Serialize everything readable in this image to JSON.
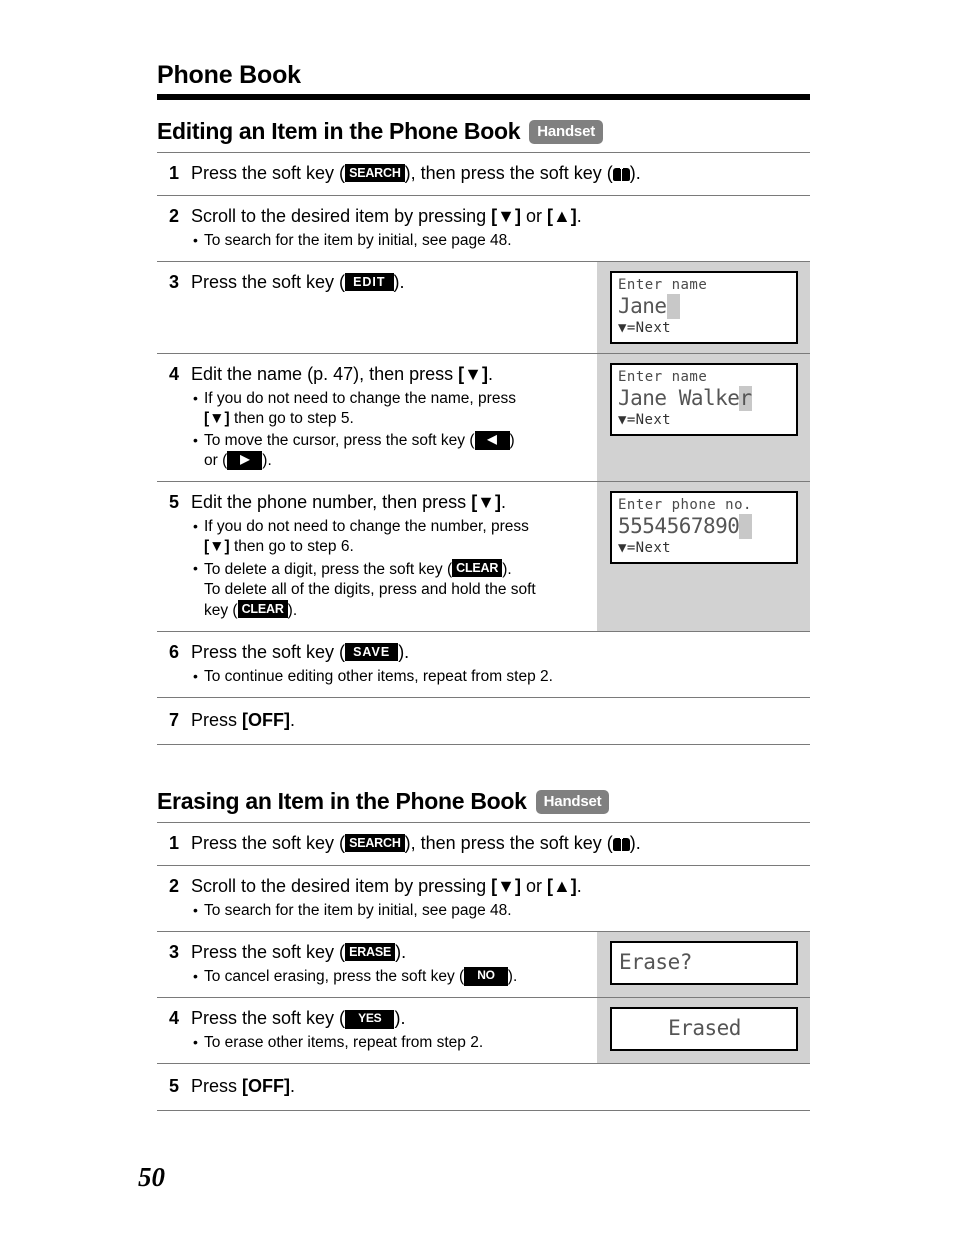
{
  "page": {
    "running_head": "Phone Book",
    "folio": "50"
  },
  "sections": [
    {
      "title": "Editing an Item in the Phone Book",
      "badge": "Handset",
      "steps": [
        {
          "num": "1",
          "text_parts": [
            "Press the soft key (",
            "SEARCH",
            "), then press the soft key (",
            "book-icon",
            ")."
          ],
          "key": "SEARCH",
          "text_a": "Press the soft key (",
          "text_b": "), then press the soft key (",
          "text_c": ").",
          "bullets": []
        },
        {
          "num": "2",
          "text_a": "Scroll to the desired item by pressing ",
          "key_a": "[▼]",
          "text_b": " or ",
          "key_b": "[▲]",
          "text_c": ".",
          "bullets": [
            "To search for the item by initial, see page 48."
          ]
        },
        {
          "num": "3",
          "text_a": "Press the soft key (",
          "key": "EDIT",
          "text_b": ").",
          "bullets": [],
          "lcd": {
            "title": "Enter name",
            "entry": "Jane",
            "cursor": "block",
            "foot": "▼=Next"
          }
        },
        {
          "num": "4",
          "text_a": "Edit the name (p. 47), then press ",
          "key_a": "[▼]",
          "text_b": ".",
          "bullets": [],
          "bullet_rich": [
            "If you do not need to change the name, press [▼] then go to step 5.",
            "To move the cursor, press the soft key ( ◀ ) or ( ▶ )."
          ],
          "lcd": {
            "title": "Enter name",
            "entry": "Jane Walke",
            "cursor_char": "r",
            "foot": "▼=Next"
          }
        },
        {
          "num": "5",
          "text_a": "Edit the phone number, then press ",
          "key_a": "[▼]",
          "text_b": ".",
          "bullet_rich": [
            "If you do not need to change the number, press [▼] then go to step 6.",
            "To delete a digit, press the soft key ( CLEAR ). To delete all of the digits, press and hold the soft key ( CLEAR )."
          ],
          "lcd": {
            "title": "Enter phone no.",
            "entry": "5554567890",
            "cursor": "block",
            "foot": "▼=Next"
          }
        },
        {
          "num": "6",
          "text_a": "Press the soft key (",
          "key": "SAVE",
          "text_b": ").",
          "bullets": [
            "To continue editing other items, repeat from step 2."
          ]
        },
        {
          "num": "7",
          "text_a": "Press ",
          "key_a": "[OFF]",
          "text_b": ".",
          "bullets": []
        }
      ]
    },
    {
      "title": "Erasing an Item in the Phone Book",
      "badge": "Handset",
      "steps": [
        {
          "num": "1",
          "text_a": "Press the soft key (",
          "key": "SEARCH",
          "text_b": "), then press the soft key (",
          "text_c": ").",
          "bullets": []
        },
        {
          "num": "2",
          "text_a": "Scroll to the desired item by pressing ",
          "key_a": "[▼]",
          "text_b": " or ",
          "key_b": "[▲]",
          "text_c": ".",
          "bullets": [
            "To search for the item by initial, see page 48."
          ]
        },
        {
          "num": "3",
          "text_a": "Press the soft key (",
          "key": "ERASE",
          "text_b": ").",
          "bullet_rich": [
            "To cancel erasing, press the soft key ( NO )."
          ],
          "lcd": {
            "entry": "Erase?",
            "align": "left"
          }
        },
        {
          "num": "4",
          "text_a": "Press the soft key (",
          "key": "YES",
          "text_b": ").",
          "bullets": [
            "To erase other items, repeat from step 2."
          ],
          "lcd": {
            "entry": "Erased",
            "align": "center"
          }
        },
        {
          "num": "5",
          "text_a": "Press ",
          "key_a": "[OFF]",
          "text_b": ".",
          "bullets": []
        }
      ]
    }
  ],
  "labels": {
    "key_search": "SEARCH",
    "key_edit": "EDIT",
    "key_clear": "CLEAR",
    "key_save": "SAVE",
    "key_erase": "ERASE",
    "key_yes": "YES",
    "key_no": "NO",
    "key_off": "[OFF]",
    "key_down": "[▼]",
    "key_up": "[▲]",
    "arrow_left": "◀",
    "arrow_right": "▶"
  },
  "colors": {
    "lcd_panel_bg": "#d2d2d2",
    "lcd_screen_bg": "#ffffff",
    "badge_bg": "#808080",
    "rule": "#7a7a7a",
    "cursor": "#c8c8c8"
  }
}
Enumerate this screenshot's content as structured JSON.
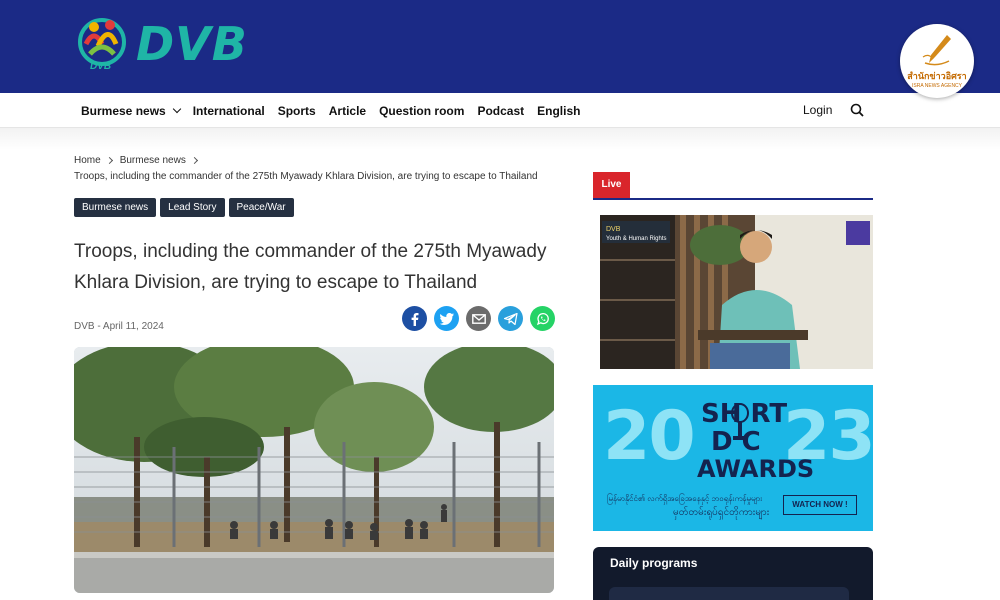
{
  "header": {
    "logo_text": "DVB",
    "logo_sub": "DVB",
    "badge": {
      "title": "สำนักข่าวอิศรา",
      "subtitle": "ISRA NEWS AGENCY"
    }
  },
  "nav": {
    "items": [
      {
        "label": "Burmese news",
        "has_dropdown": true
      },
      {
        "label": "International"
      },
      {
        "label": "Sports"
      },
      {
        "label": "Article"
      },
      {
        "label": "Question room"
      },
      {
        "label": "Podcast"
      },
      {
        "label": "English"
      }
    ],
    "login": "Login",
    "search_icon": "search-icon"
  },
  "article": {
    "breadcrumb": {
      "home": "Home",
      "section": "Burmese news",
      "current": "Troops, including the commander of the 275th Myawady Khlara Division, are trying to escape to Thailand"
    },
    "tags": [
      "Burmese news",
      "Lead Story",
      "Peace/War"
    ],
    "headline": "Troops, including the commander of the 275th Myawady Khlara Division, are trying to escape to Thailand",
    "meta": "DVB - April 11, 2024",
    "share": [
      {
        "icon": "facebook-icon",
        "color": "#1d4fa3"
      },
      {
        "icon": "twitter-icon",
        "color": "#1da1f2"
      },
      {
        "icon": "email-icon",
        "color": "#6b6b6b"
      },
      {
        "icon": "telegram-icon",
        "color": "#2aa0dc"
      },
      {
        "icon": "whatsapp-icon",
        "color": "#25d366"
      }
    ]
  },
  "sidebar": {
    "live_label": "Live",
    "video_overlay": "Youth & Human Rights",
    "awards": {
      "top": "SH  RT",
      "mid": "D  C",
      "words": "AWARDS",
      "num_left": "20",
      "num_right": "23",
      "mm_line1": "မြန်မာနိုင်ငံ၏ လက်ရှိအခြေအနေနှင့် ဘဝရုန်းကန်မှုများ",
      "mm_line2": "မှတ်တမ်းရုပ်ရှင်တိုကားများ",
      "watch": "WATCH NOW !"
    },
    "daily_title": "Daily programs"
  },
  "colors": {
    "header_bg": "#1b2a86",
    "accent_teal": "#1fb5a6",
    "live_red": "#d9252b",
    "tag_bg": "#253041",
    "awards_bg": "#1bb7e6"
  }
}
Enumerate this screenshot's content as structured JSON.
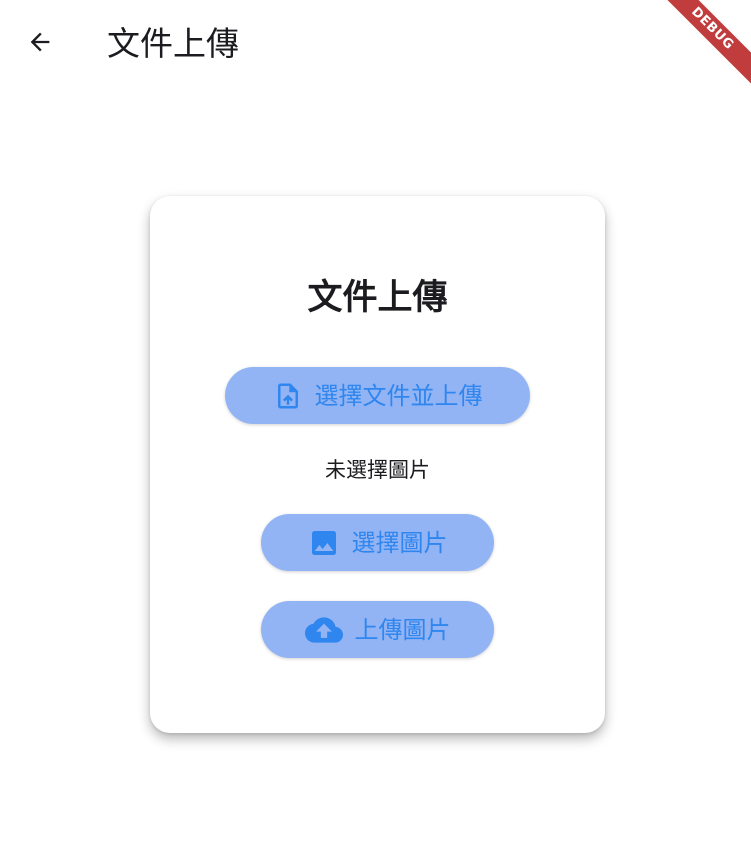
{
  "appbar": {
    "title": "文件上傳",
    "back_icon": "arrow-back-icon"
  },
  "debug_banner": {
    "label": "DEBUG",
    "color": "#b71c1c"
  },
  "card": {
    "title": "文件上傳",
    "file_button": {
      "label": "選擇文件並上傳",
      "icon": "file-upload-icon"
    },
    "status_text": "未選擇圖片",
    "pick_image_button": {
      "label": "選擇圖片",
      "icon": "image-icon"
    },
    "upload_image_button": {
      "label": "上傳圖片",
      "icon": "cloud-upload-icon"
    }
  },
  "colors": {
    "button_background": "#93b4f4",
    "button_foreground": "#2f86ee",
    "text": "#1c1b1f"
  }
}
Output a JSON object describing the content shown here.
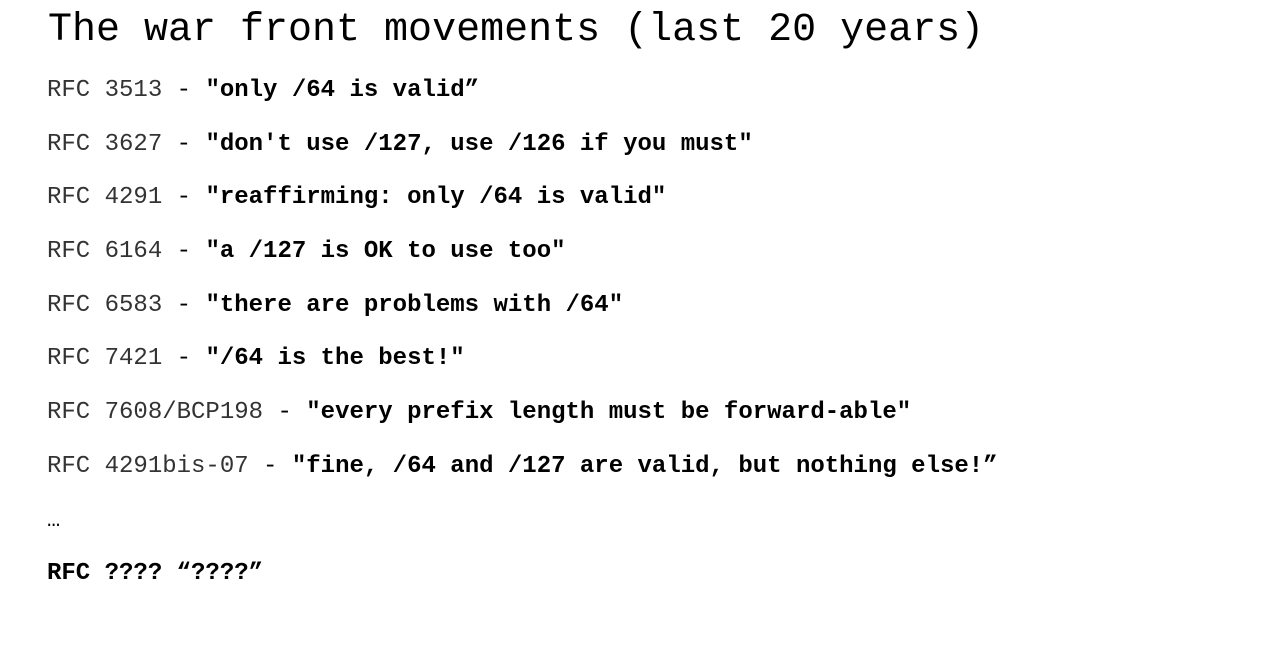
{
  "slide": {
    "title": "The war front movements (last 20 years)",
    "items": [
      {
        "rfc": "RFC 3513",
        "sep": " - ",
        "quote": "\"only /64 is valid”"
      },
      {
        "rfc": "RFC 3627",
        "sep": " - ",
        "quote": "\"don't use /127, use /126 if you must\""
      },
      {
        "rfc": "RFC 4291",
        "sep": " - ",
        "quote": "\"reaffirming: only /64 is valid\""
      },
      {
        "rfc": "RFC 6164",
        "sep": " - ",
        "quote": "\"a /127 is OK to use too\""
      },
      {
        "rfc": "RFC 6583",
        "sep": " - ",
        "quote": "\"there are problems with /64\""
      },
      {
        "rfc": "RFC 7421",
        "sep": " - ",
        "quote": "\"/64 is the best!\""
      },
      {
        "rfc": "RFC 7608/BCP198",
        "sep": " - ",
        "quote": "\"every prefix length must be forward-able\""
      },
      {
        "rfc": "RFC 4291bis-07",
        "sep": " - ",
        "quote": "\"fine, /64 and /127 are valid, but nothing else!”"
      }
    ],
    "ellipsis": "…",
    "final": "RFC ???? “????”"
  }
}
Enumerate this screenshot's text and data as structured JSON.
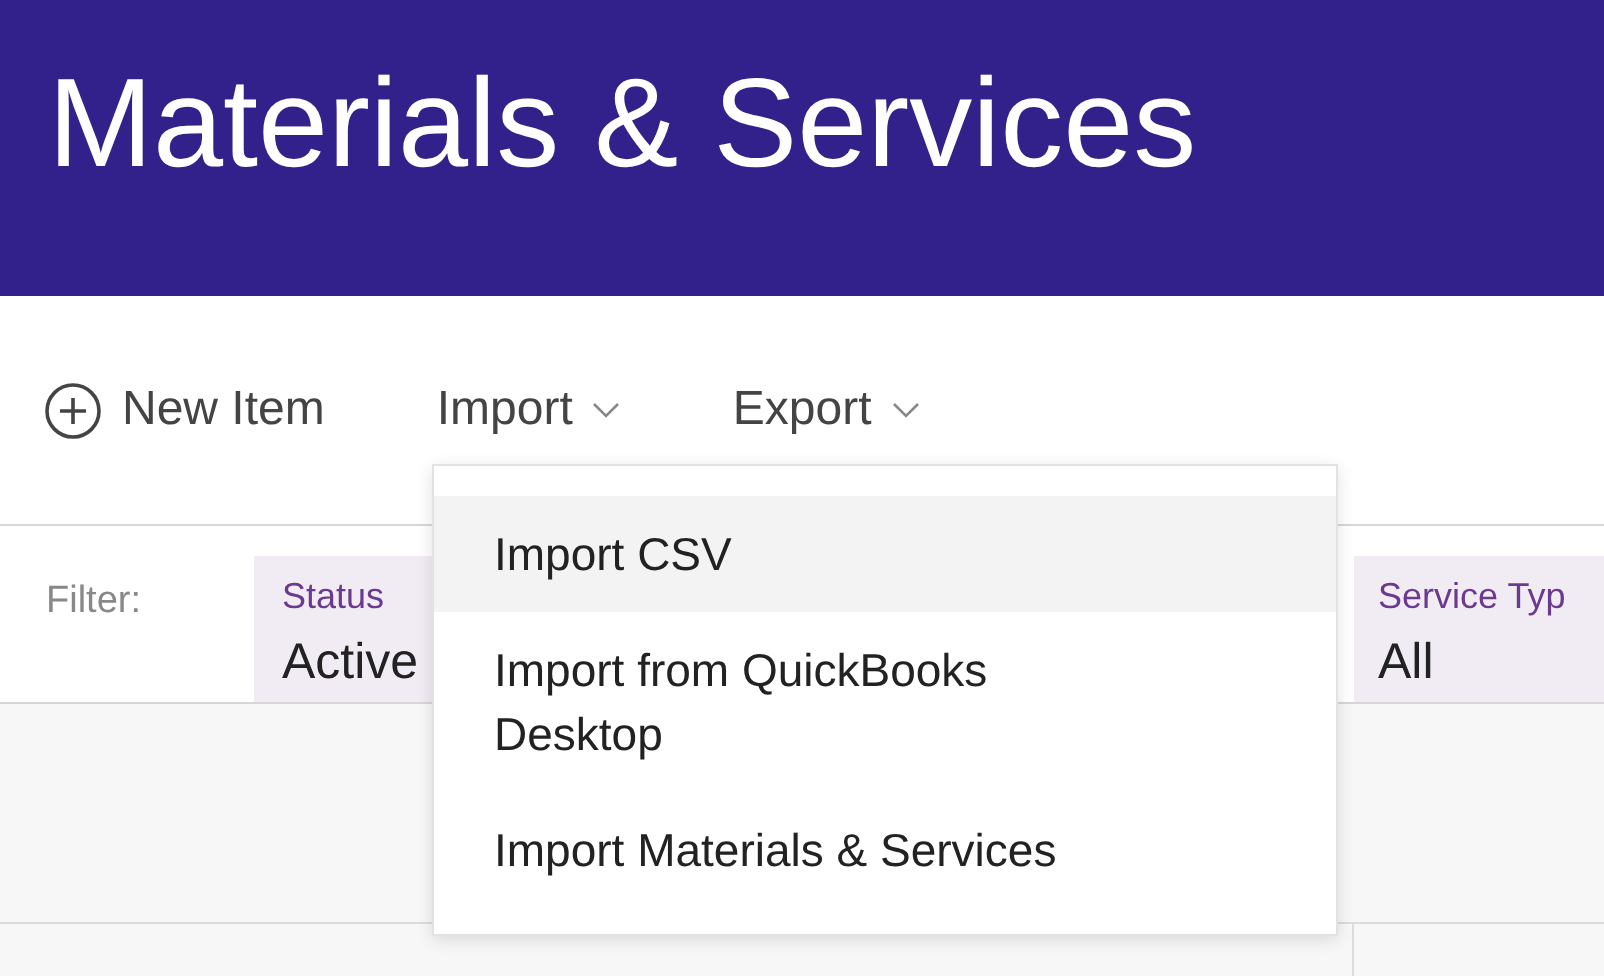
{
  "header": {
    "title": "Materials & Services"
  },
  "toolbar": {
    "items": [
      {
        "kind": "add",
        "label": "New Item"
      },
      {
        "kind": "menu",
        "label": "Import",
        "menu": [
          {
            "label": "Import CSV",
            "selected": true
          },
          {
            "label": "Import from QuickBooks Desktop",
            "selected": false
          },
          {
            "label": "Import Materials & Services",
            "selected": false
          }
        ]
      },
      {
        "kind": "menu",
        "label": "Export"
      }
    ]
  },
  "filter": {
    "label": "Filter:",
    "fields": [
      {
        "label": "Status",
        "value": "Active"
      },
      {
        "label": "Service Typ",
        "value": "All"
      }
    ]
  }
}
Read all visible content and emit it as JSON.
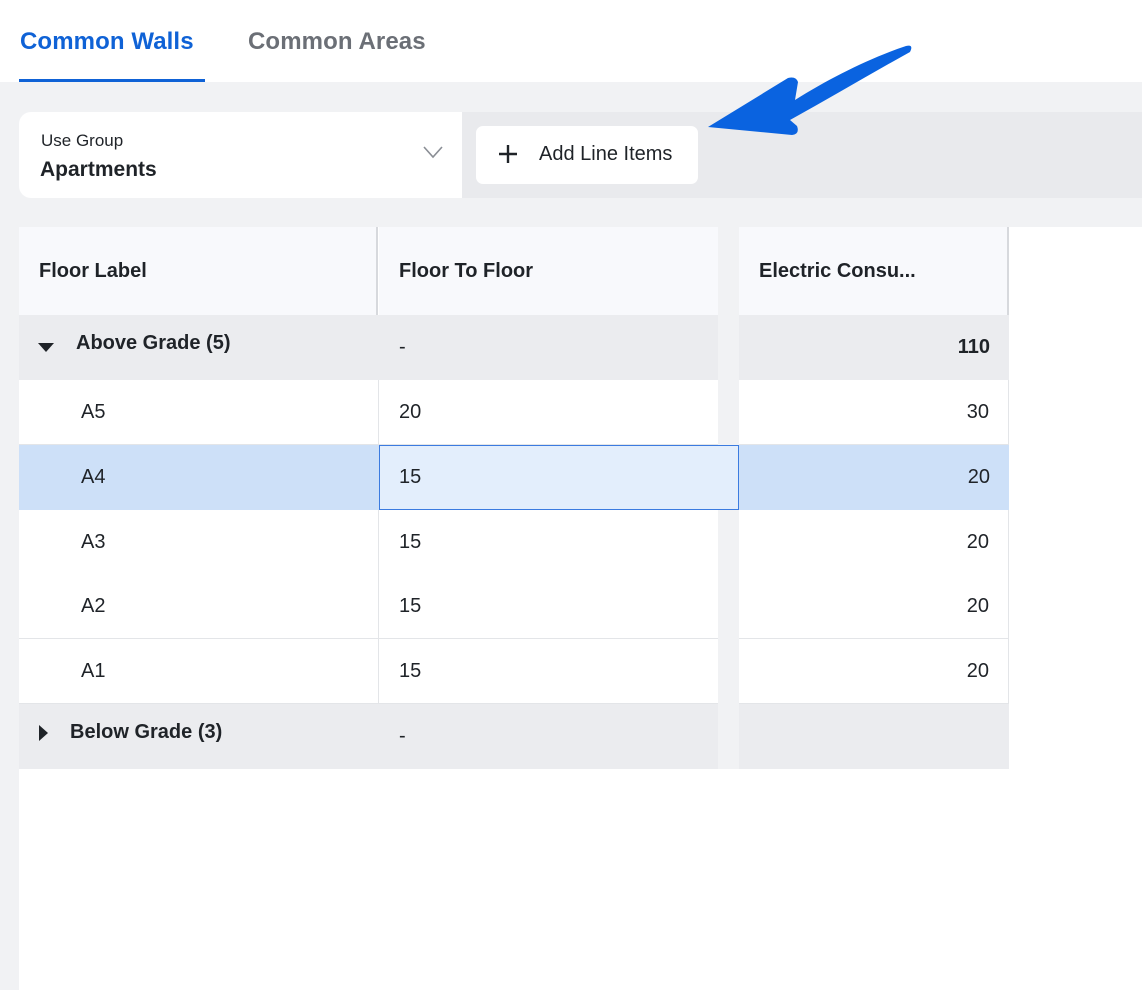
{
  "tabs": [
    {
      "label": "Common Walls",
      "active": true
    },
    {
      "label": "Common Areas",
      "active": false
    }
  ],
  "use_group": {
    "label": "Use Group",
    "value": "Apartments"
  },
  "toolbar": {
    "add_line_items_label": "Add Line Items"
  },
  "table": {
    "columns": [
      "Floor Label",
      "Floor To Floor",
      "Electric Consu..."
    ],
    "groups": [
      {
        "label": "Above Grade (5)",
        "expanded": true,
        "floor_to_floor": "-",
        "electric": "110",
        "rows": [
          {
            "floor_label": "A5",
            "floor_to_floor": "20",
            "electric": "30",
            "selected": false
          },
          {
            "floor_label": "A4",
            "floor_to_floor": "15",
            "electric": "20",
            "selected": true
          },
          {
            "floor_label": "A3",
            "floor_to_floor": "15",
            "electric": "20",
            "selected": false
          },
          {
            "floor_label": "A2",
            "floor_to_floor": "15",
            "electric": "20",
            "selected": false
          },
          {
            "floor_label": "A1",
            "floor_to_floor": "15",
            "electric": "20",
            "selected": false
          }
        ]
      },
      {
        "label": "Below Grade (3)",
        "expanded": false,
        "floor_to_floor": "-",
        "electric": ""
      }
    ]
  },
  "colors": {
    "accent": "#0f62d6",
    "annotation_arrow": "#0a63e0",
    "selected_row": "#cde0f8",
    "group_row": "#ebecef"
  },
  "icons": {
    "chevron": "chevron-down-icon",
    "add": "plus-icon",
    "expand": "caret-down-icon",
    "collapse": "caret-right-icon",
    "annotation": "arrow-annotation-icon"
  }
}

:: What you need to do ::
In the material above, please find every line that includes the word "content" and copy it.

:: Task response ::
Enumerate this screenshot's content as structured JSON.
Enumerate this screenshot's content as structured JSON.
Output a JSON object describing the content shown here.
Read all visible content and emit it as JSON.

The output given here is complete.